PROBLEM DESCRIPTION:
Find how many lines of the records hold the string "name" and reply with only that total.

Excerpts from an interface dataset

------------------------

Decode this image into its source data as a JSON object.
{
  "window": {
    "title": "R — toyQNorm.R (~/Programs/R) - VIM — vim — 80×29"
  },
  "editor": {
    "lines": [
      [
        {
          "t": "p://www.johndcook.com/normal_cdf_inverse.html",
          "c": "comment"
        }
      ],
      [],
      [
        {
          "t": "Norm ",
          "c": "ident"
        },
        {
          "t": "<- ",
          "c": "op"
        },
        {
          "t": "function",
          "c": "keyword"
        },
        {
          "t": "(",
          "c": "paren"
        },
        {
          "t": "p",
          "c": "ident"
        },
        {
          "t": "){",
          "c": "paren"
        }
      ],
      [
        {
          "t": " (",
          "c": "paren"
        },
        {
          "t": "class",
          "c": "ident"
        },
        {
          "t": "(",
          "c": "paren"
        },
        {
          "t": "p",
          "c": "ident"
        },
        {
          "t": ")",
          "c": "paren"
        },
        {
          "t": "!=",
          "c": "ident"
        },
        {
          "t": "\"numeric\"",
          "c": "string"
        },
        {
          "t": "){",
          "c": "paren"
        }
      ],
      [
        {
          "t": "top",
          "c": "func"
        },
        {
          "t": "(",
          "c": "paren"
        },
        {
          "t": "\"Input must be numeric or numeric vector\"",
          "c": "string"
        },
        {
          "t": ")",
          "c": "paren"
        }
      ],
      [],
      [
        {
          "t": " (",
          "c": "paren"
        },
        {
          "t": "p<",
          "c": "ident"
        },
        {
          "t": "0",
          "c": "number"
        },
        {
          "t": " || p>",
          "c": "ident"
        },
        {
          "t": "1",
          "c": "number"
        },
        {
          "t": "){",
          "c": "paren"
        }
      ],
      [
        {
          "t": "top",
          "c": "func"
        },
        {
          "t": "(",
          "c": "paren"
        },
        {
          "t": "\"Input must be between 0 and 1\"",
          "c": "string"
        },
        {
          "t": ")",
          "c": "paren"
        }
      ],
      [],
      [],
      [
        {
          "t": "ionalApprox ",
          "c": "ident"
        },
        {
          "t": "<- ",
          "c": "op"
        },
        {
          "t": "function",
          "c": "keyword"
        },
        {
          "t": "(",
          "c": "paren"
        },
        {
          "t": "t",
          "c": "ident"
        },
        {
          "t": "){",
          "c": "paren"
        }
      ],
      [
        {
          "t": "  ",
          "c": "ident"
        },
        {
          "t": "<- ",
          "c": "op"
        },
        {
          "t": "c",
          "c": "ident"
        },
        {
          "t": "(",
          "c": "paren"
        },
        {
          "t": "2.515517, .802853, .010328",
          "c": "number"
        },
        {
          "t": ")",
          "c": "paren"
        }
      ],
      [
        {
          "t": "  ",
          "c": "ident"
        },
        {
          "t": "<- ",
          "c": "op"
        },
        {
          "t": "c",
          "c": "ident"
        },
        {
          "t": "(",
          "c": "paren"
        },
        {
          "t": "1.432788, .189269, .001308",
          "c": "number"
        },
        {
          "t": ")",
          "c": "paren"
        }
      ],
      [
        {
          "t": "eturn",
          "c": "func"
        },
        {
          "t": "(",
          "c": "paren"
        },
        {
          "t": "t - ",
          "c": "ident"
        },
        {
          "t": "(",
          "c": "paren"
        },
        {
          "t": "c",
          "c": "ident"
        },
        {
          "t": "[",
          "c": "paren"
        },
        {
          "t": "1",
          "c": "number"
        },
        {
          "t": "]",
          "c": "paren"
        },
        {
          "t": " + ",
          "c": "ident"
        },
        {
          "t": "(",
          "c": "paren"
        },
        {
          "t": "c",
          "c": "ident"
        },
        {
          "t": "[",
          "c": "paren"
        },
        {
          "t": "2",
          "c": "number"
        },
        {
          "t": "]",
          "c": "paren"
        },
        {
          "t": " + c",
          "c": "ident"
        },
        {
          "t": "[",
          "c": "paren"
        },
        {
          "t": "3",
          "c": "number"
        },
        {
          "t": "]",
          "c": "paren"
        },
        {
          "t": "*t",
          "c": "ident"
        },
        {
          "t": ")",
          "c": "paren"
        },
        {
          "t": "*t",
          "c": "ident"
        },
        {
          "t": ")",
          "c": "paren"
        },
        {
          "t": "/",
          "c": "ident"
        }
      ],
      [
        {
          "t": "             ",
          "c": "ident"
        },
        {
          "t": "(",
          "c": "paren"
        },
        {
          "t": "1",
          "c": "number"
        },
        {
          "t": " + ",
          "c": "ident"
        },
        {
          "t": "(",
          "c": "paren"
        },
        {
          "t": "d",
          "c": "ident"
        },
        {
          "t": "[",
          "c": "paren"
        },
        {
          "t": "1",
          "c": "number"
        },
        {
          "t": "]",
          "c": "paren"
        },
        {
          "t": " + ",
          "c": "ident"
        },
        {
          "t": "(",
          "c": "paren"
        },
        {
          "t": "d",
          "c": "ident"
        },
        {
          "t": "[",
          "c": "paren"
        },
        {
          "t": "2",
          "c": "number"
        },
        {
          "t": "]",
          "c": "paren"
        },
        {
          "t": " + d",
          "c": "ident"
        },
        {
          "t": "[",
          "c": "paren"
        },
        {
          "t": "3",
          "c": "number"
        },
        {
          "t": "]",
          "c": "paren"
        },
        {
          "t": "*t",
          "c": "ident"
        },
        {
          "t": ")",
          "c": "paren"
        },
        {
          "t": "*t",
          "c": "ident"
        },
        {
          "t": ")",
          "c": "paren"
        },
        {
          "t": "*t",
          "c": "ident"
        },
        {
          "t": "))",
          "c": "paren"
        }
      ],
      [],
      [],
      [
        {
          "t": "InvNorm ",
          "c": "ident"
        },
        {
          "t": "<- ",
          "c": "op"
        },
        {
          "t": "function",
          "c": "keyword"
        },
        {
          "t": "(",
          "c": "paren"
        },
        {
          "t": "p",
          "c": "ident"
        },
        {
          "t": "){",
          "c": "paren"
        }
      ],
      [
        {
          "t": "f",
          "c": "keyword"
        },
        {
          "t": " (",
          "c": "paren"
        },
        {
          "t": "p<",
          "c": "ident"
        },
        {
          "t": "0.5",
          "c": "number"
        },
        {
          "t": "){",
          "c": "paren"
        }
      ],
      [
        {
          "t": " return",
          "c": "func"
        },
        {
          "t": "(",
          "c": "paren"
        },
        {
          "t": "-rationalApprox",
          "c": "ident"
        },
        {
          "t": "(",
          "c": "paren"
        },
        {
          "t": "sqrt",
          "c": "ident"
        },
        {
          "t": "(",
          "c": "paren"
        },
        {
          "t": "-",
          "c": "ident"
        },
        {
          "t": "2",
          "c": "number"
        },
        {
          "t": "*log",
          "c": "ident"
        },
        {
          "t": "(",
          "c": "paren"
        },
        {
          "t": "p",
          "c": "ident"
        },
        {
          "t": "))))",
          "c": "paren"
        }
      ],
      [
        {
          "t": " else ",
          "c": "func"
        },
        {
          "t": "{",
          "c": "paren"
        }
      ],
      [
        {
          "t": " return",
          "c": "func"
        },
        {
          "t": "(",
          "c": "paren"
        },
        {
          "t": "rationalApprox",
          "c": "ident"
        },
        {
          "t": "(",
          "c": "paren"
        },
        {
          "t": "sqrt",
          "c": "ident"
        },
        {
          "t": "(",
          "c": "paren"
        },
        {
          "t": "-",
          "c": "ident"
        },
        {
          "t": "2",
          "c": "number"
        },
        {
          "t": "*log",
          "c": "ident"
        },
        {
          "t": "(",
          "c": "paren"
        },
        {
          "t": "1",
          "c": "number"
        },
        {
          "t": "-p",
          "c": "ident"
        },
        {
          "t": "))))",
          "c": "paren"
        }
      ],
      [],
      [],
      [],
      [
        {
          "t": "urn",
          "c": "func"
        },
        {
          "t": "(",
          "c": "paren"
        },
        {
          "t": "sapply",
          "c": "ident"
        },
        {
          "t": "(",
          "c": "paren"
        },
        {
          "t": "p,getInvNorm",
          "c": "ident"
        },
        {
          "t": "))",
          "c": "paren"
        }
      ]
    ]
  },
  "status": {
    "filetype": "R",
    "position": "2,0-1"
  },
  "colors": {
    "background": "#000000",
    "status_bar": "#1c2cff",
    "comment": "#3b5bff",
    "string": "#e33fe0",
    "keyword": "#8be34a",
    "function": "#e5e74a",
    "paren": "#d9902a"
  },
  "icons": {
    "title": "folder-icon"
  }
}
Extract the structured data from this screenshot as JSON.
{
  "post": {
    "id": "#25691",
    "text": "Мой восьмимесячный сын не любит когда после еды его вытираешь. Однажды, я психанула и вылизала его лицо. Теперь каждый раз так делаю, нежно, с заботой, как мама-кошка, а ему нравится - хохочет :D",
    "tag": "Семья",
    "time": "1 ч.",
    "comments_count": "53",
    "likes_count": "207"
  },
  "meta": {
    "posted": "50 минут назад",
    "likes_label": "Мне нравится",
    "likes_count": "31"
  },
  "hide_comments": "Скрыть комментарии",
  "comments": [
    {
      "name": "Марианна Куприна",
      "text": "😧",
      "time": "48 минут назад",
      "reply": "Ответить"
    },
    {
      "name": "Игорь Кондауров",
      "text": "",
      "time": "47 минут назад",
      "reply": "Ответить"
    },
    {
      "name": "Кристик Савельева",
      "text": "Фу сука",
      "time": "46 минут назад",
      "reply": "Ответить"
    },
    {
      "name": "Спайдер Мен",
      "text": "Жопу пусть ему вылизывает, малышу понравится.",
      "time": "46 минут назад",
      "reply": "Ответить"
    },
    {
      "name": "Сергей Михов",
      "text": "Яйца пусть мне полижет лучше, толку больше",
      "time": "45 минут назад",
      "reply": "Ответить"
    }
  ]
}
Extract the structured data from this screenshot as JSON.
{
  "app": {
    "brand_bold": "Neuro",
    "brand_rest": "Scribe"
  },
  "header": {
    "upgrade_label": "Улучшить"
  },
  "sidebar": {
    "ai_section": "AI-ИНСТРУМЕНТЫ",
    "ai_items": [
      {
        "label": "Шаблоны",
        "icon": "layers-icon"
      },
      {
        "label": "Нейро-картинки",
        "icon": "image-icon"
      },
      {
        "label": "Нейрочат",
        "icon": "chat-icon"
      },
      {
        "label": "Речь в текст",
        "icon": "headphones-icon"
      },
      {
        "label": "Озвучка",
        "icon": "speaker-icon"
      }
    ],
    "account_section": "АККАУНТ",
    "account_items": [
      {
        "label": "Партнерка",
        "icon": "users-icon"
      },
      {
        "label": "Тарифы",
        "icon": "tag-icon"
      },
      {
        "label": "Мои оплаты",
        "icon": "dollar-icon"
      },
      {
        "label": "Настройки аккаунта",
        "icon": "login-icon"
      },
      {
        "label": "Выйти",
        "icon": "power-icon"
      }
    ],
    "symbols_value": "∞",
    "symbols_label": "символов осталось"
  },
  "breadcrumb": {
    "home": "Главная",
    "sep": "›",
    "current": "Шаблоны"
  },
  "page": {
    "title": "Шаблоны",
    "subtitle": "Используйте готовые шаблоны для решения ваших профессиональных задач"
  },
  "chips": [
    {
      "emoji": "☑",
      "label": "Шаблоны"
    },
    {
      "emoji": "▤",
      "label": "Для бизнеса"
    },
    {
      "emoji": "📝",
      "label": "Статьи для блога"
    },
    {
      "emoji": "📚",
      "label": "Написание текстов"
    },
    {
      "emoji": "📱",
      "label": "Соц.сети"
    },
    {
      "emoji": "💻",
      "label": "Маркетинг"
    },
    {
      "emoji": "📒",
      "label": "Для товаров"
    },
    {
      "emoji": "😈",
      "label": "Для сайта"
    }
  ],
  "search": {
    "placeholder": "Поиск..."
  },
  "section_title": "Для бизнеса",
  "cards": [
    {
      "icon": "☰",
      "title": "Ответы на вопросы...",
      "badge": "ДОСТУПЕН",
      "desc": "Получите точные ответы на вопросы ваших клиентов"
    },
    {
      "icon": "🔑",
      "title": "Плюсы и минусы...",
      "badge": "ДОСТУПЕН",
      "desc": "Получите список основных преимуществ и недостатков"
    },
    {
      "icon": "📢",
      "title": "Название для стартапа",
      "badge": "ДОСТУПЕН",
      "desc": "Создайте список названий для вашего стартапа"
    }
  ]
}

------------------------

TASK OUTPUT:
5